Pawlenty will ask the Legislature to expand state prisons in Faribault, Stillwater and Shakopee. When completed, the projects would add more than 400 new prison beds at a cost of more than $50 million. Pawlenty also wants to build a fence and security system in Shakopee at a cost of nearly $5 million.

There's a lot of needs, and the cost of this building is going up much faster than revenues .
- Sen. Keith Langseth, DFL-Glyndon

Corrections Commissioner Joan Fabian says some of the women in the prison are serving time for murder and other violent crimes.

"It's probably the only facility in the country that secures high-risk prisoners that doesn't have a perimeter fence.
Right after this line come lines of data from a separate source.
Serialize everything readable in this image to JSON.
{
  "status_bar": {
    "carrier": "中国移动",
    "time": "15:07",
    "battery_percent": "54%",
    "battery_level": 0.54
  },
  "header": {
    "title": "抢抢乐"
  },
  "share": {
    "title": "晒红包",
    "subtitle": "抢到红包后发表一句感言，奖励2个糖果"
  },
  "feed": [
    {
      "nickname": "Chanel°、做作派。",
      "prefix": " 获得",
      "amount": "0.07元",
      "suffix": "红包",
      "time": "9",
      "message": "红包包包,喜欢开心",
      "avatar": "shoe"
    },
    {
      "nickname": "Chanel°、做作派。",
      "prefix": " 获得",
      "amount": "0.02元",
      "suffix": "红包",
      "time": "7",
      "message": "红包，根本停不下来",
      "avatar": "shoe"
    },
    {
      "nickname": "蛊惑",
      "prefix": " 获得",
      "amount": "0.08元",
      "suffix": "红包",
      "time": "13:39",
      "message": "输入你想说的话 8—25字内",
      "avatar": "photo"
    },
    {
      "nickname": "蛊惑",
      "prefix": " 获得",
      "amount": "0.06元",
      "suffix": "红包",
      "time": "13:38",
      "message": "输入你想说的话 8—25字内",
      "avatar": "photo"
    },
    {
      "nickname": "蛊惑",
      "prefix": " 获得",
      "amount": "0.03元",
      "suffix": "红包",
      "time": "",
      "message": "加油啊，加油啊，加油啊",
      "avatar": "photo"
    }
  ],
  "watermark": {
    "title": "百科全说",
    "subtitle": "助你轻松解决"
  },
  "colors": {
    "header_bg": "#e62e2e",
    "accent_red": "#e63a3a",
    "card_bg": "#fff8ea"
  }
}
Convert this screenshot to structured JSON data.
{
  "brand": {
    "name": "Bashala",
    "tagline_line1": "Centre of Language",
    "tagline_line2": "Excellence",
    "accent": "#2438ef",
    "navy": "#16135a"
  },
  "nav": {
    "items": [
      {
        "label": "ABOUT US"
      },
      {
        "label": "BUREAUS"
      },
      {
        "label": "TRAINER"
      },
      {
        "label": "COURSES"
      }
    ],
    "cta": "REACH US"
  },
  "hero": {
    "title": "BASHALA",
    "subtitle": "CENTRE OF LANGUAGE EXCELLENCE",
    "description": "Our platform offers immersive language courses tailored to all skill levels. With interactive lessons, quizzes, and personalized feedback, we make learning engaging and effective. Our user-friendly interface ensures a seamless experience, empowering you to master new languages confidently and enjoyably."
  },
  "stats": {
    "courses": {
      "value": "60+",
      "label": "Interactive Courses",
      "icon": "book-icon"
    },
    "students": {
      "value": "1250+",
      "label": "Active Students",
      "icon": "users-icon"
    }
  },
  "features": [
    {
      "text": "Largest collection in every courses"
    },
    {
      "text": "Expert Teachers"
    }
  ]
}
That is not only for keeping the offenders in, but keeping intruders out. We have a huge problem with intruders planting contraband around the acres," she said.

Fabian says her department is working with neighbors who live near the prison to design an attractive fence. But Shakopee Mayor John Schmitt says neighbors don't believe the fence will ever be attractive.

"I don't care if it's chain-link or what it is, it's a 12-foot fence," says Schmitt. He adds that the fence will change what's been a positive relationship between the prison and the community.

"The average individual that drives by never gives it a second thought. You put a 12-foot wall around it, and you immediately change the character of the neighborhood. Who would choose, then, to live next to something that has a 12-foot wall around it?"

Schmitt says he's disappointed that Gov. Pawlenty is recommending the state build the fence, and says Shakopee residents will have to figure out their next step to try to stop it.

Pawlenty's other prison recommendations will likely be less controversial, but the price tag could be a problem. The chair of the Senate Capital Investment Committee, DFLer Keith Langseth of Glyndon, says he's not sure the Legislature needs to approve all of the prison projects this year. He also wants to make sure that higher education doesn't get short shrift this year. In even-numbered years, the Legislature typically approves a sizeable bill that authorizes the state to issue bonds to pay for construction projects. Langseth says the state should borrow about $965 million this year.

"There's a lot of needs, and the cost of this building is going up much faster than revenues ... because in the last couple, three years, the steel and concrete have just shot way up, and so that means that for each dollar, we're just going to get considerably less," according to Langseth.

Pawlenty has already proposed borrowing about $187 million for environmental projects. He will release his entire bonding proposal on January 17, and says he will call for borrowing less than Langseth will.